§ Description of the task
Without including any pictures, reproduce all the lines below word for word.

§ The input
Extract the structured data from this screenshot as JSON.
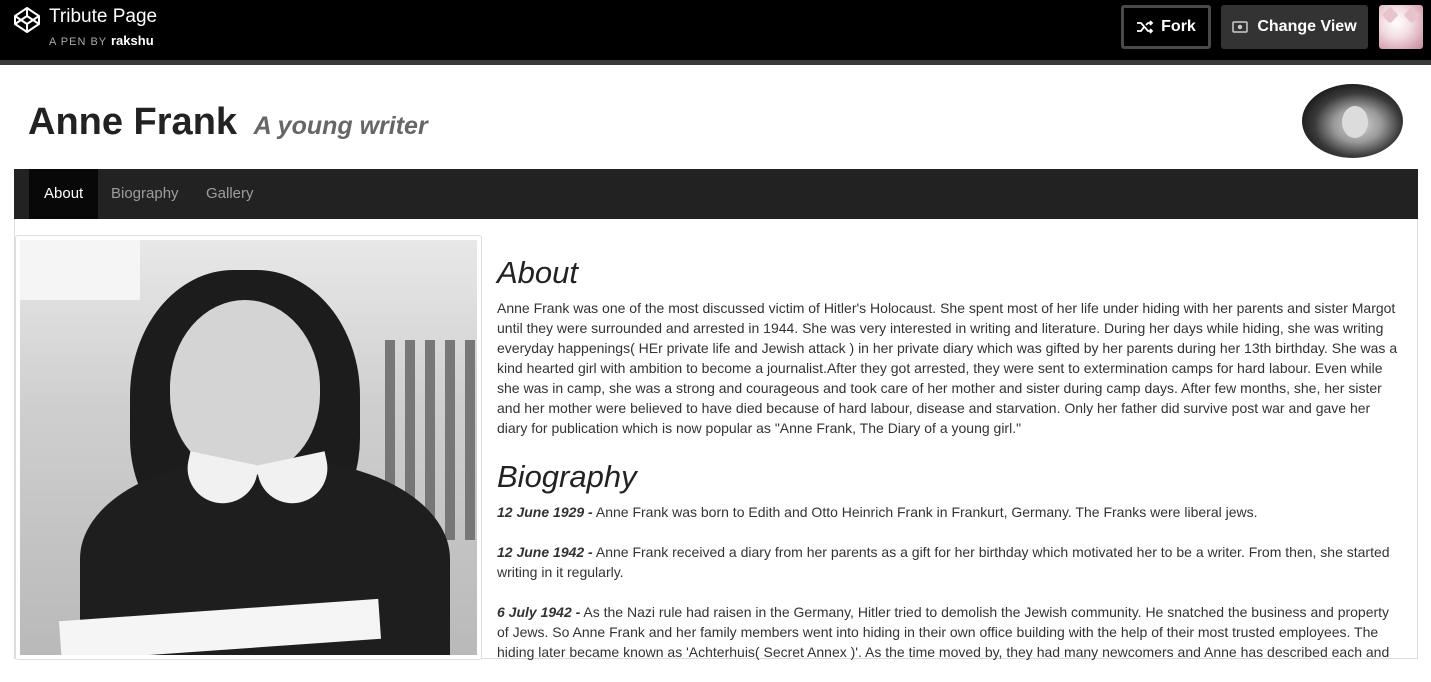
{
  "codepen": {
    "title": "Tribute Page",
    "by_label": "A PEN BY",
    "author": "rakshu",
    "fork_label": "Fork",
    "change_view_label": "Change View",
    "icons": [
      "codepen-logo-icon",
      "fork-icon",
      "eye-icon"
    ]
  },
  "header": {
    "title": "Anne Frank",
    "subtitle": "A young writer"
  },
  "nav": {
    "items": [
      {
        "label": "About",
        "active": true
      },
      {
        "label": "Biography",
        "active": false
      },
      {
        "label": "Gallery",
        "active": false
      }
    ]
  },
  "about": {
    "heading": "About",
    "text": "Anne Frank was one of the most discussed victim of Hitler's Holocaust. She spent most of her life under hiding with her parents and sister Margot until they were surrounded and arrested in 1944. She was very interested in writing and literature. During her days while hiding, she was writing everyday happenings( HEr private life and Jewish attack ) in her private diary which was gifted by her parents during her 13th birthday. She was a kind hearted girl with ambition to become a journalist.After they got arrested, they were sent to extermination camps for hard labour. Even while she was in camp, she was a strong and courageous and took care of her mother and sister during camp days. After few months, she, her sister and her mother were believed to have died because of hard labour, disease and starvation. Only her father did survive post war and gave her diary for publication which is now popular as \"Anne Frank, The Diary of a young girl.\""
  },
  "biography": {
    "heading": "Biography",
    "entries": [
      {
        "date": "12 June 1929 -",
        "text": " Anne Frank was born to Edith and Otto Heinrich Frank in Frankurt, Germany. The Franks were liberal jews."
      },
      {
        "date": "12 June 1942 -",
        "text": " Anne Frank received a diary from her parents as a gift for her birthday which motivated her to be a writer. From then, she started writing in it regularly."
      },
      {
        "date": "6 July 1942 -",
        "text": " As the Nazi rule had raisen in the Germany, Hitler tried to demolish the Jewish community. He snatched the business and property of Jews. So Anne Frank and her family members went into hiding in their own office building with the help of their most trusted employees. The hiding later became known as 'Achterhuis( Secret Annex )'. As the time moved by, they had many newcomers and Anne has described each and"
      }
    ]
  }
}
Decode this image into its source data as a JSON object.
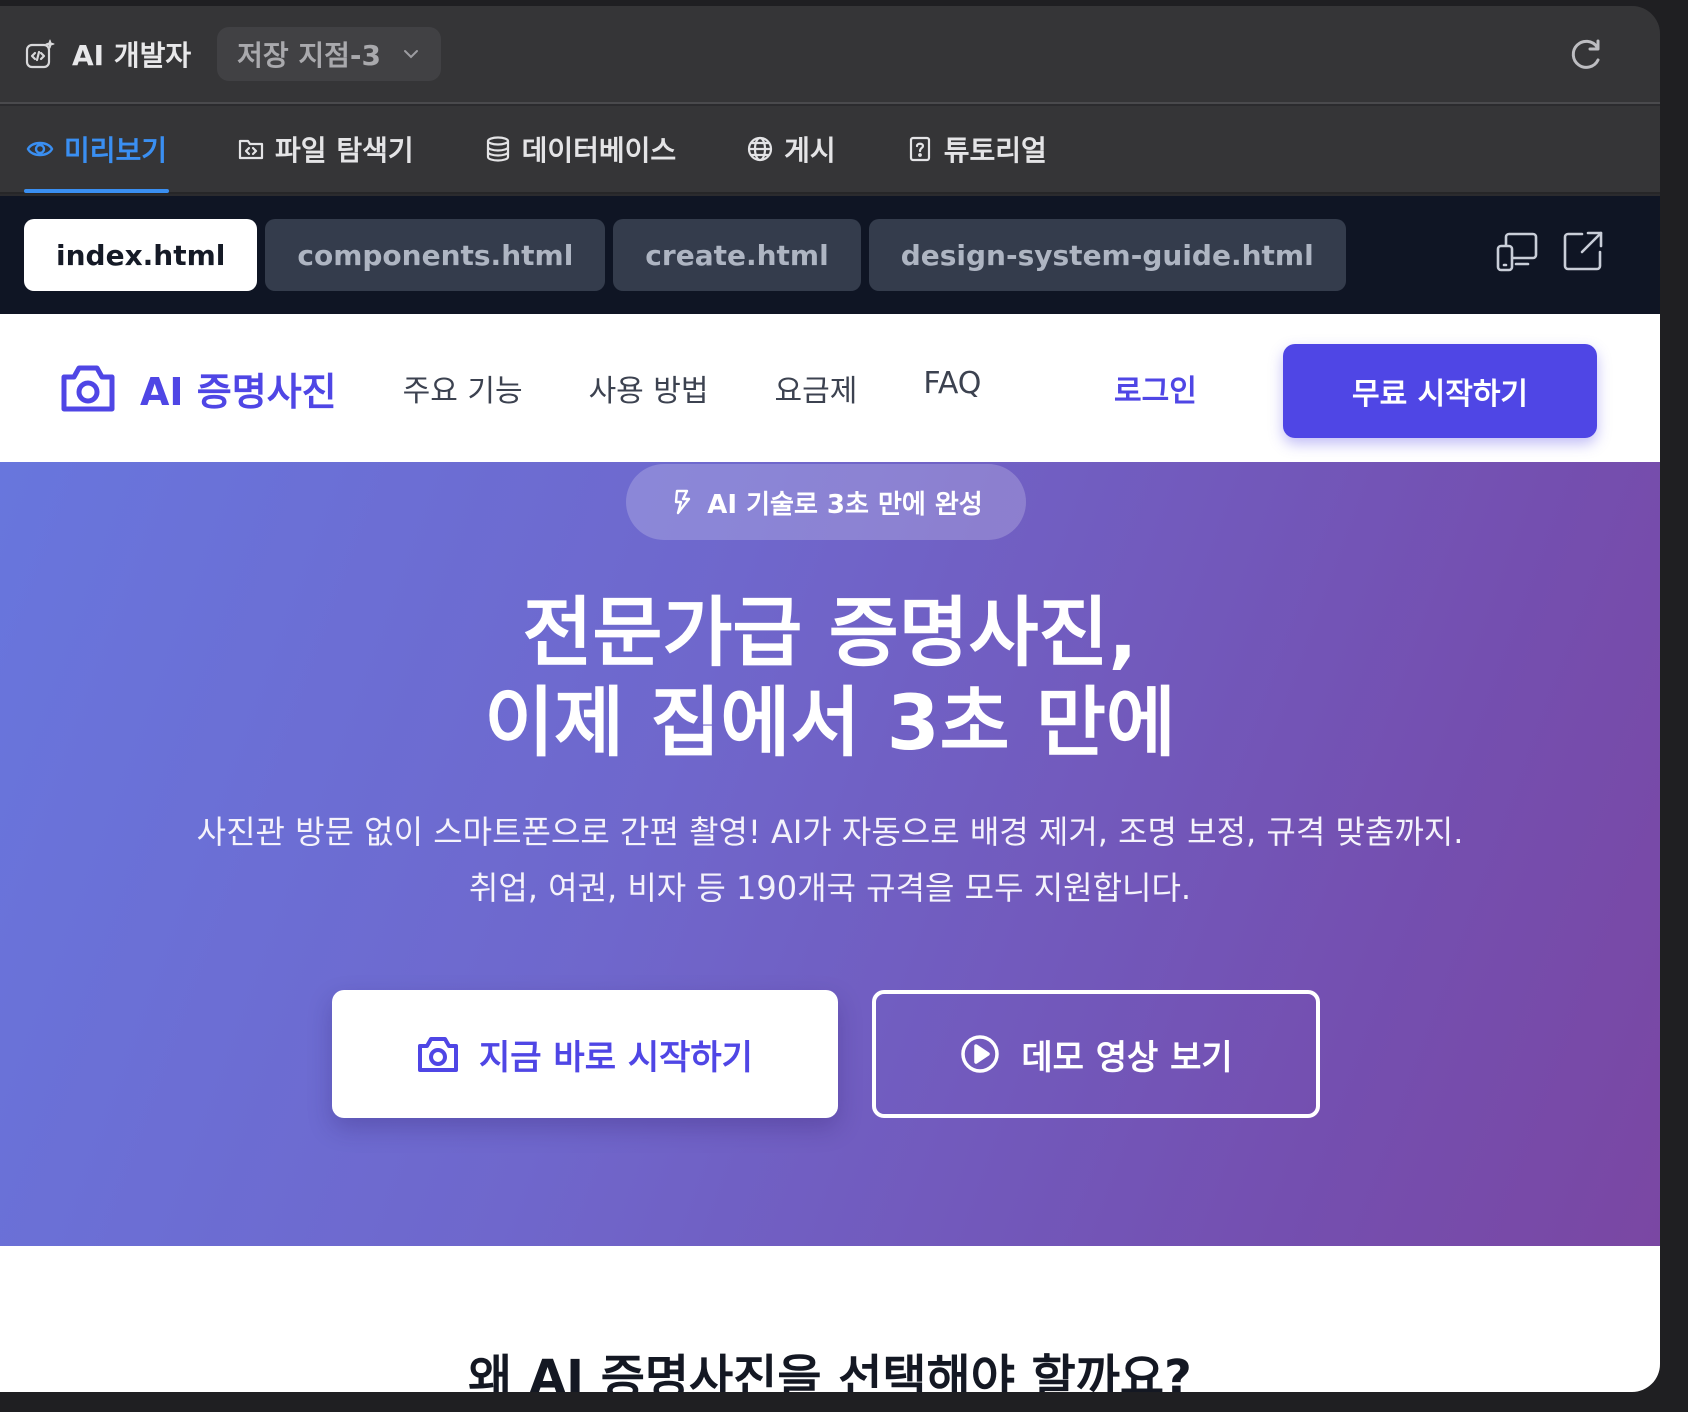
{
  "app": {
    "title": "AI 개발자",
    "branch": "저장 지점-3"
  },
  "tabs": [
    {
      "label": "미리보기"
    },
    {
      "label": "파일 탐색기"
    },
    {
      "label": "데이터베이스"
    },
    {
      "label": "게시"
    },
    {
      "label": "튜토리얼"
    }
  ],
  "files": [
    {
      "label": "index.html"
    },
    {
      "label": "components.html"
    },
    {
      "label": "create.html"
    },
    {
      "label": "design-system-guide.html"
    }
  ],
  "site": {
    "brand": "AI 증명사진",
    "nav": [
      "주요 기능",
      "사용 방법",
      "요금제",
      "FAQ"
    ],
    "login": "로그인",
    "cta": "무료 시작하기",
    "badge": "AI 기술로 3초 만에 완성",
    "title_line1": "전문가급 증명사진,",
    "title_line2": "이제 집에서 3초 만에",
    "subtitle_line1": "사진관 방문 없이 스마트폰으로 간편 촬영! AI가 자동으로 배경 제거, 조명 보정, 규격 맞춤까지.",
    "subtitle_line2": "취업, 여권, 비자 등 190개국 규격을 모두 지원합니다.",
    "primary_button": "지금 바로 시작하기",
    "secondary_button": "데모 영상 보기",
    "section_title": "왜 AI 증명사진을 선택해야 할까요?"
  },
  "colors": {
    "accent": "#3a8ff2",
    "brand": "#4f46e5",
    "hero_start": "#6876dd",
    "hero_end": "#7a47a3"
  },
  "icons": [
    "code-sparkle-icon",
    "chevron-down-icon",
    "refresh-icon",
    "eye-icon",
    "folder-code-icon",
    "database-icon",
    "globe-icon",
    "help-icon",
    "devices-icon",
    "external-link-icon",
    "camera-icon",
    "lightning-icon",
    "play-circle-icon"
  ]
}
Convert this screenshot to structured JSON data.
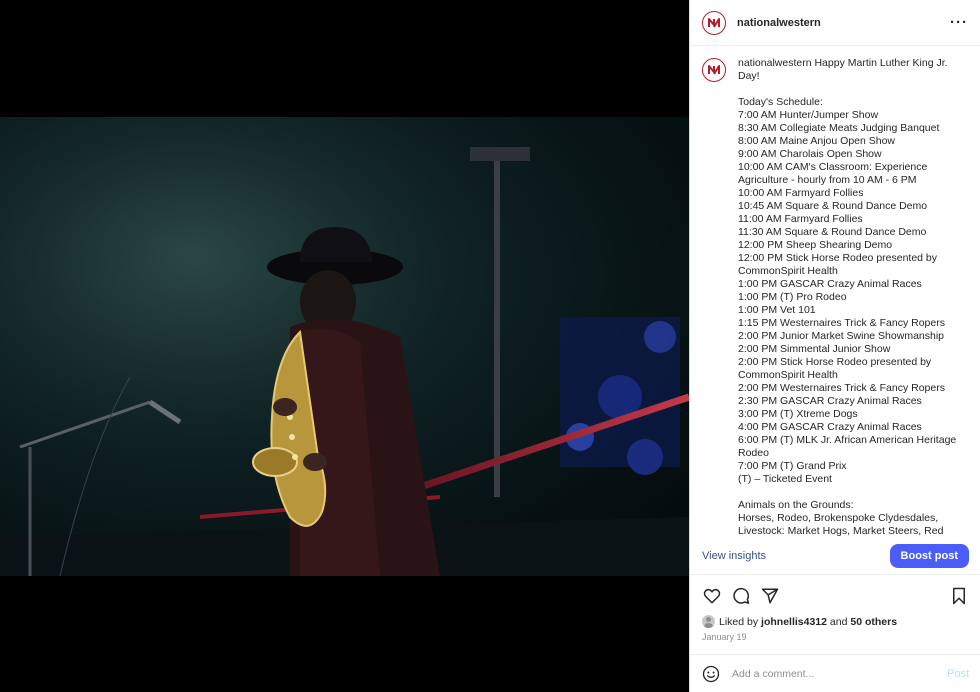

§ Solution to this task
Extract the structured data from this screenshot as JSON.
{
  "codepen": {
    "title": "Tribute Page",
    "by_label": "A PEN BY",
    "author": "rakshu",
    "fork_label": "Fork",
    "change_view_label": "Change View",
    "icons": [
      "codepen-logo-icon",
      "fork-icon",
      "eye-icon"
    ]
  },
  "header": {
    "title": "Anne Frank",
    "subtitle": "A young writer"
  },
  "nav": {
    "items": [
      {
        "label": "About",
        "active": true
      },
      {
        "label": "Biography",
        "active": false
      },
      {
        "label": "Gallery",
        "active": false
      }
    ]
  },
  "about": {
    "heading": "About",
    "text": "Anne Frank was one of the most discussed victim of Hitler's Holocaust. She spent most of her life under hiding with her parents and sister Margot until they were surrounded and arrested in 1944. She was very interested in writing and literature. During her days while hiding, she was writing everyday happenings( HEr private life and Jewish attack ) in her private diary which was gifted by her parents during her 13th birthday. She was a kind hearted girl with ambition to become a journalist.After they got arrested, they were sent to extermination camps for hard labour. Even while she was in camp, she was a strong and courageous and took care of her mother and sister during camp days. After few months, she, her sister and her mother were believed to have died because of hard labour, disease and starvation. Only her father did survive post war and gave her diary for publication which is now popular as \"Anne Frank, The Diary of a young girl.\""
  },
  "biography": {
    "heading": "Biography",
    "entries": [
      {
        "date": "12 June 1929 -",
        "text": " Anne Frank was born to Edith and Otto Heinrich Frank in Frankurt, Germany. The Franks were liberal jews."
      },
      {
        "date": "12 June 1942 -",
        "text": " Anne Frank received a diary from her parents as a gift for her birthday which motivated her to be a writer. From then, she started writing in it regularly."
      },
      {
        "date": "6 July 1942 -",
        "text": " As the Nazi rule had raisen in the Germany, Hitler tried to demolish the Jewish community. He snatched the business and property of Jews. So Anne Frank and her family members went into hiding in their own office building with the help of their most trusted employees. The hiding later became known as 'Achterhuis( Secret Annex )'. As the time moved by, they had many newcomers and Anne has described each and"
      }
    ]
  }
}
Decode this image into its source data as a JSON object.
{
  "app": {
    "title": "AI 개발자",
    "branch": "저장 지점-3"
  },
  "tabs": [
    {
      "label": "미리보기"
    },
    {
      "label": "파일 탐색기"
    },
    {
      "label": "데이터베이스"
    },
    {
      "label": "게시"
    },
    {
      "label": "튜토리얼"
    }
  ],
  "files": [
    {
      "label": "index.html"
    },
    {
      "label": "components.html"
    },
    {
      "label": "create.html"
    },
    {
      "label": "design-system-guide.html"
    }
  ],
  "site": {
    "brand": "AI 증명사진",
    "nav": [
      "주요 기능",
      "사용 방법",
      "요금제",
      "FAQ"
    ],
    "login": "로그인",
    "cta": "무료 시작하기",
    "badge": "AI 기술로 3초 만에 완성",
    "title_line1": "전문가급 증명사진,",
    "title_line2": "이제 집에서 3초 만에",
    "subtitle_line1": "사진관 방문 없이 스마트폰으로 간편 촬영! AI가 자동으로 배경 제거, 조명 보정, 규격 맞춤까지.",
    "subtitle_line2": "취업, 여권, 비자 등 190개국 규격을 모두 지원합니다.",
    "primary_button": "지금 바로 시작하기",
    "secondary_button": "데모 영상 보기",
    "section_title": "왜 AI 증명사진을 선택해야 할까요?"
  },
  "colors": {
    "accent": "#3a8ff2",
    "brand": "#4f46e5",
    "hero_start": "#6876dd",
    "hero_end": "#7a47a3"
  },
  "icons": [
    "code-sparkle-icon",
    "chevron-down-icon",
    "refresh-icon",
    "eye-icon",
    "folder-code-icon",
    "database-icon",
    "globe-icon",
    "help-icon",
    "devices-icon",
    "external-link-icon",
    "camera-icon",
    "lightning-icon",
    "play-circle-icon"
  ]
}
Convert this screenshot to structured JSON data.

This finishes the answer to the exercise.